Tropical Storm Isaias battered Puerto Rico on Thursday as it continued on a forecast track toward the US East Coast, unleashing small landslides and causing widespread flooding and power outages on an island still recovering from previous hurricanes and earthquakes.
The storm’s maximum sustained winds of 60 mph (95 kph) also toppled trees and some telephone and electrical cables across the island.
Especially hard hit was Puerto Rico’s southern region, which is still being shaken by daily tremors. Santos Seda, mayor of the southwest town of Guánica, told The Associated Press that he has received reports of downed trees and inundated neighborhoods where earthquake-damaged homes still stand.
“The emotional state of people is deteriorating more every day,” he said, adding that crews will fan out to assess damage once the weather clears.
Isaias was centered about 165 miles (265 kilometres) southeast of Puerto Plata, Dominican Republic late Thursday morning, according to the US National Hurricane Center. It was moving northwest at 20 mph (31 kph), and its center was expected to move over Hispaniola — the island shared by Haiti and the Dominican Republic — later on Thursday and near the southeastern Bahamas by early Friday.
The storm knocked out power to more than 400,000 clients across Puerto Rico and left some 150,000 customers without water, according to government officials. Meanwhile, crews opened the gates of one dam that last month had such a low water level it led officials to cut service every other day for some 140,000 customers. Outages also were reported in the neighbouring US Virgin Islands.

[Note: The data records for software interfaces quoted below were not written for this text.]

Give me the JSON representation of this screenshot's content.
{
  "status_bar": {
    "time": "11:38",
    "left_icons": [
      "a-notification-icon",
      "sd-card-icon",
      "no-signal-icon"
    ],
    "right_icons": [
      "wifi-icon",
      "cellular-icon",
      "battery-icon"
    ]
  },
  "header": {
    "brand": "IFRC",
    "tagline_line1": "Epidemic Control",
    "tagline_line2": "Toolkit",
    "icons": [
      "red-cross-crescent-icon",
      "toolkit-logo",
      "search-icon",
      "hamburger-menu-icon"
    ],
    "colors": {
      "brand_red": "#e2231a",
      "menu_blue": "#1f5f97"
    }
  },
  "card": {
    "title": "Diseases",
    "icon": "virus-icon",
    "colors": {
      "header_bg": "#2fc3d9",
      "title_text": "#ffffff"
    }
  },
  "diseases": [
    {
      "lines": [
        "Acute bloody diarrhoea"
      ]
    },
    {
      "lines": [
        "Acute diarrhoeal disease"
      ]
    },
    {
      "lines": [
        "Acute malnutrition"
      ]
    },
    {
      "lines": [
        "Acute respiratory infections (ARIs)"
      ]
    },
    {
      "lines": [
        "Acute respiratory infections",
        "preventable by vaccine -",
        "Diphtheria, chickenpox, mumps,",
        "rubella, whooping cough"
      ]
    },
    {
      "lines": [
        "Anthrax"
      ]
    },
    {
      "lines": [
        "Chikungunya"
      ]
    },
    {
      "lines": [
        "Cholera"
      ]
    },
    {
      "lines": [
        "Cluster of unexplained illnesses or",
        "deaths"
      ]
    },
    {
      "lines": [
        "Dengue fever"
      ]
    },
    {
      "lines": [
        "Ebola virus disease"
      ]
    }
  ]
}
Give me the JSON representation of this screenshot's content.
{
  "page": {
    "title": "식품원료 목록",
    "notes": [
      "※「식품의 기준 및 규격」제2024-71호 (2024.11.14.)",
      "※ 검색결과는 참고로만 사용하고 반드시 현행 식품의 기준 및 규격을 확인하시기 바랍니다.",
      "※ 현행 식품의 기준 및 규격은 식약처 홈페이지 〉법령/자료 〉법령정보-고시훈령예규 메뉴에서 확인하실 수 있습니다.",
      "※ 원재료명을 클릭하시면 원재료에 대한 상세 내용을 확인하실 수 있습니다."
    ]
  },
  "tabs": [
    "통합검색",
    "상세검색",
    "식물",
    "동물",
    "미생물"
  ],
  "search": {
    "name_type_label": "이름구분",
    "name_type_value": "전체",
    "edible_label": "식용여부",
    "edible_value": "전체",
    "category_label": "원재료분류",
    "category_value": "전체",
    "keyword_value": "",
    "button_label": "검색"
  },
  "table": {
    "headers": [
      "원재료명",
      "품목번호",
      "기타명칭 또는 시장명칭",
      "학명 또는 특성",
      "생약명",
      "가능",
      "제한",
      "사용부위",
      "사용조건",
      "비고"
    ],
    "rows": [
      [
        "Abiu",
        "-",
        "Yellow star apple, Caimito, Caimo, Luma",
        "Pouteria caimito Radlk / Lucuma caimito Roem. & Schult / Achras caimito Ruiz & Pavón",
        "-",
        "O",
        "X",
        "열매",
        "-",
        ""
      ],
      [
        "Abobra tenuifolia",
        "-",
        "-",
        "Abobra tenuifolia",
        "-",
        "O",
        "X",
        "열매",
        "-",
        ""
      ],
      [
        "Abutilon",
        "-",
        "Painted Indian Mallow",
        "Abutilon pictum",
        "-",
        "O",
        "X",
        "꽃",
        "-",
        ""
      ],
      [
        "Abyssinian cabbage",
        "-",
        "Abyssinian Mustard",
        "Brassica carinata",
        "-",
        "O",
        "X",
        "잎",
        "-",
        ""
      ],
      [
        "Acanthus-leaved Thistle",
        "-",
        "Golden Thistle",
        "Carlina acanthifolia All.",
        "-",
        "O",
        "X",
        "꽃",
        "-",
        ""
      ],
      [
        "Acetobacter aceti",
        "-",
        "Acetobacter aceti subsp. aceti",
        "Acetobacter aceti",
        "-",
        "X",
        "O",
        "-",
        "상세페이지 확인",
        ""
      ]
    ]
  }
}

Minor damage was reported elsewhere across Puerto Rico, where tens of thousands of people still use tarps as roofs over homes damaged by Hurricane Maria in September 2017.
José Pagán, a 22-year-old who lives in the eastern mountain town of Juncos, said his power went out before dawn.
“I didn’t think it was going to be this strong,” he said of the storm, adding that his home is slightly flooded. “It’s a rather difficult experience because it reminds us of Maria.”
The hurricane center said Isaias, for now, is not expected to become a hurricane before reaching the US mainland.
“Isaias is sending some mixed signals,” the forecast discussion stated. “The intensity forecast remains challenging.”
Tropical storm warnings were issued for Puerto Rico, the US Virgin Islands, the Turks and Caicos Islands and portions of the Dominican Republic, Haiti and the Bahamas.
Isaias was expected to produce four to eight inches (10 to 20 centimetres) of rain across Puerto Rico, Dominican Republic and northern Haiti, with isolated maximum totals of 10 inches (25 centimetres).
The Bahamas and Turks and Caicos Islands could see four to eight inches (10 to 20 centimeters) of rain while Cuba could see one to two inches (three to five centimetres), with isolated maximum totals of four inches (10 centimetres).
Isaias is the earliest ninth Atlantic named storm to form, according to Colorado State University hurricane researcher Phil Klotzbach. The previous record was Irene on August 7, 2005, Klotzbach tweeted.
So far this year, Cristobal, Danielle, Edouard, Fay, Gert and Hanna have also been the earliest named Atlantic storms for their alphabetic order.